## What to do
All of the data is to be set down again without any alteration.

=== Section Start ===

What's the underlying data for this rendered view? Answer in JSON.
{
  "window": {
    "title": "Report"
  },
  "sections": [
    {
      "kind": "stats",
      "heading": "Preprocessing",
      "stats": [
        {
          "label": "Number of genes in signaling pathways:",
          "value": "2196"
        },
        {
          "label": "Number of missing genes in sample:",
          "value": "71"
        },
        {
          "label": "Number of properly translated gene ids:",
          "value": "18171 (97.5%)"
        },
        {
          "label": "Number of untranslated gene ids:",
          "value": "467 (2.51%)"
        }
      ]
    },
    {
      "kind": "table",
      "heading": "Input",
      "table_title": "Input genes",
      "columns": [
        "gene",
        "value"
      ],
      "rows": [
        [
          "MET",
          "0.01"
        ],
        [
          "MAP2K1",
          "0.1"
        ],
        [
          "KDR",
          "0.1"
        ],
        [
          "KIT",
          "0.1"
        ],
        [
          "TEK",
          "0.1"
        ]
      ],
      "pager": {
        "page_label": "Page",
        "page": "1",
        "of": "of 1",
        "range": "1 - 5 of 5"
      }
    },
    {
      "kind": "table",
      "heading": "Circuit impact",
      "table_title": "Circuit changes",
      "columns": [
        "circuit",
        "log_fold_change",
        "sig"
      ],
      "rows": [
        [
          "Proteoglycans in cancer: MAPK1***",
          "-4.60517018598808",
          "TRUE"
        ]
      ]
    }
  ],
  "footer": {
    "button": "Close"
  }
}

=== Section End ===

## Exercise result
What's the underlying data for this rendered view? Answer in JSON.
{
  "window": {
    "title": "Report"
  },
  "sections": [
    {
      "kind": "stats",
      "heading": "Preprocessing",
      "stats": [
        {
          "label": "Number of genes in signaling pathways:",
          "value": "2196"
        },
        {
          "label": "Number of missing genes in sample:",
          "value": "71"
        },
        {
          "label": "Number of properly translated gene ids:",
          "value": "18171 (97.5%)"
        },
        {
          "label": "Number of untranslated gene ids:",
          "value": "467 (2.51%)"
        }
      ]
    },
    {
      "kind": "table",
      "heading": "Input",
      "table_title": "Input genes",
      "columns": [
        "gene",
        "value"
      ],
      "rows": [
        [
          "MET",
          "0.01"
        ],
        [
          "MAP2K1",
          "0.1"
        ],
        [
          "KDR",
          "0.1"
        ],
        [
          "KIT",
          "0.1"
        ],
        [
          "TEK",
          "0.1"
        ]
      ],
      "pager": {
        "page_label": "Page",
        "page": "1",
        "of": "of 1",
        "range": "1 - 5 of 5"
      }
    },
    {
      "kind": "table",
      "heading": "Circuit impact",
      "table_title": "Circuit changes",
      "columns": [
        "circuit",
        "log_fold_change",
        "sig"
      ],
      "rows": [
        [
          "Proteoglycans in cancer: MAPK1***",
          "-4.60517018598808",
          "TRUE"
        ]
      ]
    }
  ],
  "footer": {
    "button": "Close"
  }
}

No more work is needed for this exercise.